ANNUAL ‘BANISHED WORDS’ LIST FOR 2021

On Thursday, Lake Superior State University in Sault Ste. Marie, Michigan, released its annual “Banished Words List,” which includes 10 words that it wants banned in 2021 for “overuse, misuse, or uselessness,” the university said in its announcement. 

However, many of the words might prove difficult to banish.

More than 1,450 words and phrases were nominated from around the world.
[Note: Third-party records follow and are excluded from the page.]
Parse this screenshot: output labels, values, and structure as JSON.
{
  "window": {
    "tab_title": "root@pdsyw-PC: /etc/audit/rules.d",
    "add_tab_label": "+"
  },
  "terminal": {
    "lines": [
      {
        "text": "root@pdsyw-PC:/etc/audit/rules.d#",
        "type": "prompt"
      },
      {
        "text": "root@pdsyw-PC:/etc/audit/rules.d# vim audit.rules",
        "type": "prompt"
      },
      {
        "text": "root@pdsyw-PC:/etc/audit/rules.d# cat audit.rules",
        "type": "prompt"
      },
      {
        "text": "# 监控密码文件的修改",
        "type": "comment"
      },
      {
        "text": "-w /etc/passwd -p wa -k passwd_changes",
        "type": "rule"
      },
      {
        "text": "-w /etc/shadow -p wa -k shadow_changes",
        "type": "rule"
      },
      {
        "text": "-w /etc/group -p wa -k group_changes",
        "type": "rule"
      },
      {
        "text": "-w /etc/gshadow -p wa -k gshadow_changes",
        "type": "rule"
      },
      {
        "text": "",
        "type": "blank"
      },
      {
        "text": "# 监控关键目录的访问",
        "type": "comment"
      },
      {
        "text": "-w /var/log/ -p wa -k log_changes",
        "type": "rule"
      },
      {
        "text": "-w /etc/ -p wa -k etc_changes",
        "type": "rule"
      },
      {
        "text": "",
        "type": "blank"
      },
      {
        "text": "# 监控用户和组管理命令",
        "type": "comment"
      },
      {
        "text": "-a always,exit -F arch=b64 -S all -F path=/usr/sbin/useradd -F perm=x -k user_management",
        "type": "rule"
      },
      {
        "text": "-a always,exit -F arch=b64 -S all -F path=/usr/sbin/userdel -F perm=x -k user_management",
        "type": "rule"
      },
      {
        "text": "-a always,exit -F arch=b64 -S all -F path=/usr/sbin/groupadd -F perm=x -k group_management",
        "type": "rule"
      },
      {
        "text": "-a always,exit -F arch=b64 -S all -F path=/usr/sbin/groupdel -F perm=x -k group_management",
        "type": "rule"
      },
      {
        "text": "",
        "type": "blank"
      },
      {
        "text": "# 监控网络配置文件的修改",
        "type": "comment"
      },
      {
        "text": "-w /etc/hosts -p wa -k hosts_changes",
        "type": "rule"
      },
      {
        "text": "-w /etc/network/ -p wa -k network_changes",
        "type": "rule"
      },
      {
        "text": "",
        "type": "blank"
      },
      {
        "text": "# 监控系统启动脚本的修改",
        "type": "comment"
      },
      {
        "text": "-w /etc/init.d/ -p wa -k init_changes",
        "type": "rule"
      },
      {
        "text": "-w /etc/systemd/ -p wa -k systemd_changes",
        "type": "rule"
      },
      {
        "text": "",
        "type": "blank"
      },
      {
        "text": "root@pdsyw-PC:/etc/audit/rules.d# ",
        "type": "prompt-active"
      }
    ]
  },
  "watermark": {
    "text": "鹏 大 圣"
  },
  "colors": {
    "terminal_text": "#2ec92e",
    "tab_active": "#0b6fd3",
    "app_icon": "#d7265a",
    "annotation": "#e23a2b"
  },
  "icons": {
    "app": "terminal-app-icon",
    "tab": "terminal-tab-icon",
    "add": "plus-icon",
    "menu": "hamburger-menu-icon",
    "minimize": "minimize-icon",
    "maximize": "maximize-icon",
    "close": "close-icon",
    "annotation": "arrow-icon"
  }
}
Of those, more than 250 were related to the coronavirus. 

 

So when the university decided to create its banished words list, it put COVID-19 itself at the top of the list, with similar terms including COVID, coronavirus and Rona.

In fact, most of the phrases on the final list are related to the pandemic, including “social distancing,” “we’re all in this together,” “in an abundance of caution,” “in these uncertain times,” “pivot” and “unprecedented” —  which had already been banished by LSSU in 2002.

The university also wanted to banish the term “Karen,” which “began as an anti-racist critique of the behavior of white women in response to Black and Brown people,” but has now been turned into “a misogynist umbrella term for critiquing the perceived overemotional behavior of women,” the announcement said. 

 LSSU also banished “sus,” which is short for “suspicious” and commonly used in the video game “Among Us” and the phrase “I know, right?” because it’s “reiterating something already seconded.”

“It should surprise no one that this year’s list was dominated by words and terms related to COVID-19,” Banished Words List committee members said in a joint statement. “LSSU’s Banished Words List has reflected signs of the times since debuting in the mid-1970s, and the zeitgeist this year is: We’re all in this together by banishing expressions like ‘We’re all in this together.’” 

“To be sure, COVID-19 is unprecedented in wreaking havoc and destroying lives,” the members said. “But so is the overreliance on ‘unprecedented’ to frame things, so it has to go, too.”

LSSU has been releasing an annual “Banished Words List” since 1976 as a way to “uphold, protect, and support excellence in language by encouraging avoidance of words and terms that are overworked, redundant, oxymoronic, clichéd, illogical, nonsensical—and otherwise ineffective, baffling, or irritating,” the announcement said.